§ **WHAT THIS TASK INVOLVES**
Every line of the material must appear in the answer exactly as it does here.

§ **RECORDS FOR THIS TASK**
--- START ---
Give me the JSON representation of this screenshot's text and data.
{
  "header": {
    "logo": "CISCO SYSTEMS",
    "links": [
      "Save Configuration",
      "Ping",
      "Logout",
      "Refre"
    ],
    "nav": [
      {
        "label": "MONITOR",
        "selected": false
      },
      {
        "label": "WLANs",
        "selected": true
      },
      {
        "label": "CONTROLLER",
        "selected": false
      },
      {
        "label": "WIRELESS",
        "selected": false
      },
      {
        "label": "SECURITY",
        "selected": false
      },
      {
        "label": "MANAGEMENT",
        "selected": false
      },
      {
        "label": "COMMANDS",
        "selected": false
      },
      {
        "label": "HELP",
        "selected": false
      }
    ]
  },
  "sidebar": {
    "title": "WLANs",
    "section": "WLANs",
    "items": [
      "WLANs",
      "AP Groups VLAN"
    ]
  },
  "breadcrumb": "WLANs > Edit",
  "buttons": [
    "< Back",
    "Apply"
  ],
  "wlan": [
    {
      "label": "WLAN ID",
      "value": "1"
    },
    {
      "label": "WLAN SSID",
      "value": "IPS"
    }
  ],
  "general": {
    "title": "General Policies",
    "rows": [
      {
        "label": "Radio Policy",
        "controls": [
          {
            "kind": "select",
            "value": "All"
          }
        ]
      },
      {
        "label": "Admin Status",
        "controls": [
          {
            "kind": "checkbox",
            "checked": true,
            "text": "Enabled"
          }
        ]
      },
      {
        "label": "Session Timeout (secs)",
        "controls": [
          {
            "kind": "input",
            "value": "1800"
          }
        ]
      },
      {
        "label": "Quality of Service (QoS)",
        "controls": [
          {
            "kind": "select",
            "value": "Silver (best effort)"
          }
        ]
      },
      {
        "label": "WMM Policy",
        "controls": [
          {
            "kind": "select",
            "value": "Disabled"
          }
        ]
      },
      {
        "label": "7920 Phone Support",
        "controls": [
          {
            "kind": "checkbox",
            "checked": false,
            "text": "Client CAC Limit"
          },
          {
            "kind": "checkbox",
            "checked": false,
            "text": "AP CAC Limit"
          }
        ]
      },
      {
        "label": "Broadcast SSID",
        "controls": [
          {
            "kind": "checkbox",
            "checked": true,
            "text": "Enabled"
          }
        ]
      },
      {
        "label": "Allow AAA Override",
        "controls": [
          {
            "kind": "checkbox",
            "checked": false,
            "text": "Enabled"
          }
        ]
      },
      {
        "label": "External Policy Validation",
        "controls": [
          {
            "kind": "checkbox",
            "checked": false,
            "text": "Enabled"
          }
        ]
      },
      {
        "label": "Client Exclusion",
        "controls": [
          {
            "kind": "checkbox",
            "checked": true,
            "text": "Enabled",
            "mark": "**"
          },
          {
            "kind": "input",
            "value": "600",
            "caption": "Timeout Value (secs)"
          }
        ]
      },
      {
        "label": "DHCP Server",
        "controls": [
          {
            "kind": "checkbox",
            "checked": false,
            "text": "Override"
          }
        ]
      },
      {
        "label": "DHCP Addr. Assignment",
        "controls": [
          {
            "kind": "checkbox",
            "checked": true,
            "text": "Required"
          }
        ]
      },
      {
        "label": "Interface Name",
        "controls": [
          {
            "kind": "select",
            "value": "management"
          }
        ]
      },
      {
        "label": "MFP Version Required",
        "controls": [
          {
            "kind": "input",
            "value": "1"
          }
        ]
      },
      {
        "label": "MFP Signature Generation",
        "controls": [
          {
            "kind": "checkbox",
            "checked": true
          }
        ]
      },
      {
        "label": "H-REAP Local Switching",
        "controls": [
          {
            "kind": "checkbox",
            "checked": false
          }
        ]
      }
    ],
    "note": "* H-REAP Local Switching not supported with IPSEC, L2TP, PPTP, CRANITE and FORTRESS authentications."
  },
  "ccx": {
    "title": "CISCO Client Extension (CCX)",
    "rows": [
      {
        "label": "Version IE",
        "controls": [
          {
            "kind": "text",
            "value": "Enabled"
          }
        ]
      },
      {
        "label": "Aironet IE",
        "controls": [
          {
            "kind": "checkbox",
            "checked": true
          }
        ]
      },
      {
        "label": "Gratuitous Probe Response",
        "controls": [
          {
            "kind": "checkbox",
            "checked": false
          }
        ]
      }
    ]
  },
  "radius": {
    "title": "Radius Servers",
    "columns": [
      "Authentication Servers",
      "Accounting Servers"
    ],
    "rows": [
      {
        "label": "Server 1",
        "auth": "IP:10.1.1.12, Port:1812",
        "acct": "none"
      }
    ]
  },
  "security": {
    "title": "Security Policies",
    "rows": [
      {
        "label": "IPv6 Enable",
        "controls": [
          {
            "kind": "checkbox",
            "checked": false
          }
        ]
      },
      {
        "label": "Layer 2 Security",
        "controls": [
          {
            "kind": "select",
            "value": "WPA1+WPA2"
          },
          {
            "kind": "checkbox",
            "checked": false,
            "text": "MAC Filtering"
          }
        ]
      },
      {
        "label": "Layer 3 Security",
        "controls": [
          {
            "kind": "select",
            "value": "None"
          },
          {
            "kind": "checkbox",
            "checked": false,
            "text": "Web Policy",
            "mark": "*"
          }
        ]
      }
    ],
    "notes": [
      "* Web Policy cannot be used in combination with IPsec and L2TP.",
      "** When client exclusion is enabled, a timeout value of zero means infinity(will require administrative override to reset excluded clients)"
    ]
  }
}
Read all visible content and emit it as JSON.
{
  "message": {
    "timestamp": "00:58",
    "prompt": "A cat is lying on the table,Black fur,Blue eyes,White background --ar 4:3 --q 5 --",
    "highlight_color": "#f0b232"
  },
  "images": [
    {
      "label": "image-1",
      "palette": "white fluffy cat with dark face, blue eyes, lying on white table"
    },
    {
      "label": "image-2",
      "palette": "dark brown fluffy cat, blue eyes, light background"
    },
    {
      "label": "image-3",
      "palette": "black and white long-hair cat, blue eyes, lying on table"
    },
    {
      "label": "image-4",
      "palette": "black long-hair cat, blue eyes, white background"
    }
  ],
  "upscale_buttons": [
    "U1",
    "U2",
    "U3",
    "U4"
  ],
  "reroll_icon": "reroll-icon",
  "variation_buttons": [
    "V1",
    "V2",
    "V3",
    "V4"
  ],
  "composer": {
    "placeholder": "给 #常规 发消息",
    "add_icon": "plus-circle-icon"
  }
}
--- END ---
§ **RESULT OF THIS EXERCISE**
Give me the JSON representation of this screenshot's text and data.
{
  "header": {
    "logo": "CISCO SYSTEMS",
    "links": [
      "Save Configuration",
      "Ping",
      "Logout",
      "Refre"
    ],
    "nav": [
      {
        "label": "MONITOR",
        "selected": false
      },
      {
        "label": "WLANs",
        "selected": true
      },
      {
        "label": "CONTROLLER",
        "selected": false
      },
      {
        "label": "WIRELESS",
        "selected": false
      },
      {
        "label": "SECURITY",
        "selected": false
      },
      {
        "label": "MANAGEMENT",
        "selected": false
      },
      {
        "label": "COMMANDS",
        "selected": false
      },
      {
        "label": "HELP",
        "selected": false
      }
    ]
  },
  "sidebar": {
    "title": "WLANs",
    "section": "WLANs",
    "items": [
      "WLANs",
      "AP Groups VLAN"
    ]
  },
  "breadcrumb": "WLANs > Edit",
  "buttons": [
    "< Back",
    "Apply"
  ],
  "wlan": [
    {
      "label": "WLAN ID",
      "value": "1"
    },
    {
      "label": "WLAN SSID",
      "value": "IPS"
    }
  ],
  "general": {
    "title": "General Policies",
    "rows": [
      {
        "label": "Radio Policy",
        "controls": [
          {
            "kind": "select",
            "value": "All"
          }
        ]
      },
      {
        "label": "Admin Status",
        "controls": [
          {
            "kind": "checkbox",
            "checked": true,
            "text": "Enabled"
          }
        ]
      },
      {
        "label": "Session Timeout (secs)",
        "controls": [
          {
            "kind": "input",
            "value": "1800"
          }
        ]
      },
      {
        "label": "Quality of Service (QoS)",
        "controls": [
          {
            "kind": "select",
            "value": "Silver (best effort)"
          }
        ]
      },
      {
        "label": "WMM Policy",
        "controls": [
          {
            "kind": "select",
            "value": "Disabled"
          }
        ]
      },
      {
        "label": "7920 Phone Support",
        "controls": [
          {
            "kind": "checkbox",
            "checked": false,
            "text": "Client CAC Limit"
          },
          {
            "kind": "checkbox",
            "checked": false,
            "text": "AP CAC Limit"
          }
        ]
      },
      {
        "label": "Broadcast SSID",
        "controls": [
          {
            "kind": "checkbox",
            "checked": true,
            "text": "Enabled"
          }
        ]
      },
      {
        "label": "Allow AAA Override",
        "controls": [
          {
            "kind": "checkbox",
            "checked": false,
            "text": "Enabled"
          }
        ]
      },
      {
        "label": "External Policy Validation",
        "controls": [
          {
            "kind": "checkbox",
            "checked": false,
            "text": "Enabled"
          }
        ]
      },
      {
        "label": "Client Exclusion",
        "controls": [
          {
            "kind": "checkbox",
            "checked": true,
            "text": "Enabled",
            "mark": "**"
          },
          {
            "kind": "input",
            "value": "600",
            "caption": "Timeout Value (secs)"
          }
        ]
      },
      {
        "label": "DHCP Server",
        "controls": [
          {
            "kind": "checkbox",
            "checked": false,
            "text": "Override"
          }
        ]
      },
      {
        "label": "DHCP Addr. Assignment",
        "controls": [
          {
            "kind": "checkbox",
            "checked": true,
            "text": "Required"
          }
        ]
      },
      {
        "label": "Interface Name",
        "controls": [
          {
            "kind": "select",
            "value": "management"
          }
        ]
      },
      {
        "label": "MFP Version Required",
        "controls": [
          {
            "kind": "input",
            "value": "1"
          }
        ]
      },
      {
        "label": "MFP Signature Generation",
        "controls": [
          {
            "kind": "checkbox",
            "checked": true
          }
        ]
      },
      {
        "label": "H-REAP Local Switching",
        "controls": [
          {
            "kind": "checkbox",
            "checked": false
          }
        ]
      }
    ],
    "note": "* H-REAP Local Switching not supported with IPSEC, L2TP, PPTP, CRANITE and FORTRESS authentications."
  },
  "ccx": {
    "title": "CISCO Client Extension (CCX)",
    "rows": [
      {
        "label": "Version IE",
        "controls": [
          {
            "kind": "text",
            "value": "Enabled"
          }
        ]
      },
      {
        "label": "Aironet IE",
        "controls": [
          {
            "kind": "checkbox",
            "checked": true
          }
        ]
      },
      {
        "label": "Gratuitous Probe Response",
        "controls": [
          {
            "kind": "checkbox",
            "checked": false
          }
        ]
      }
    ]
  },
  "radius": {
    "title": "Radius Servers",
    "columns": [
      "Authentication Servers",
      "Accounting Servers"
    ],
    "rows": [
      {
        "label": "Server 1",
        "auth": "IP:10.1.1.12, Port:1812",
        "acct": "none"
      }
    ]
  },
  "security": {
    "title": "Security Policies",
    "rows": [
      {
        "label": "IPv6 Enable",
        "controls": [
          {
            "kind": "checkbox",
            "checked": false
          }
        ]
      },
      {
        "label": "Layer 2 Security",
        "controls": [
          {
            "kind": "select",
            "value": "WPA1+WPA2"
          },
          {
            "kind": "checkbox",
            "checked": false,
            "text": "MAC Filtering"
          }
        ]
      },
      {
        "label": "Layer 3 Security",
        "controls": [
          {
            "kind": "select",
            "value": "None"
          },
          {
            "kind": "checkbox",
            "checked": false,
            "text": "Web Policy",
            "mark": "*"
          }
        ]
      }
    ],
    "notes": [
      "* Web Policy cannot be used in combination with IPsec and L2TP.",
      "** When client exclusion is enabled, a timeout value of zero means infinity(will require administrative override to reset excluded clients)"
    ]
  }
}
Read all visible content and emit it as JSON.
{
  "message": {
    "timestamp": "00:58",
    "prompt": "A cat is lying on the table,Black fur,Blue eyes,White background --ar 4:3 --q 5 --",
    "highlight_color": "#f0b232"
  },
  "images": [
    {
      "label": "image-1",
      "palette": "white fluffy cat with dark face, blue eyes, lying on white table"
    },
    {
      "label": "image-2",
      "palette": "dark brown fluffy cat, blue eyes, light background"
    },
    {
      "label": "image-3",
      "palette": "black and white long-hair cat, blue eyes, lying on table"
    },
    {
      "label": "image-4",
      "palette": "black long-hair cat, blue eyes, white background"
    }
  ],
  "upscale_buttons": [
    "U1",
    "U2",
    "U3",
    "U4"
  ],
  "reroll_icon": "reroll-icon",
  "variation_buttons": [
    "V1",
    "V2",
    "V3",
    "V4"
  ],
  "composer": {
    "placeholder": "给 #常规 发消息",
    "add_icon": "plus-circle-icon"
  }
}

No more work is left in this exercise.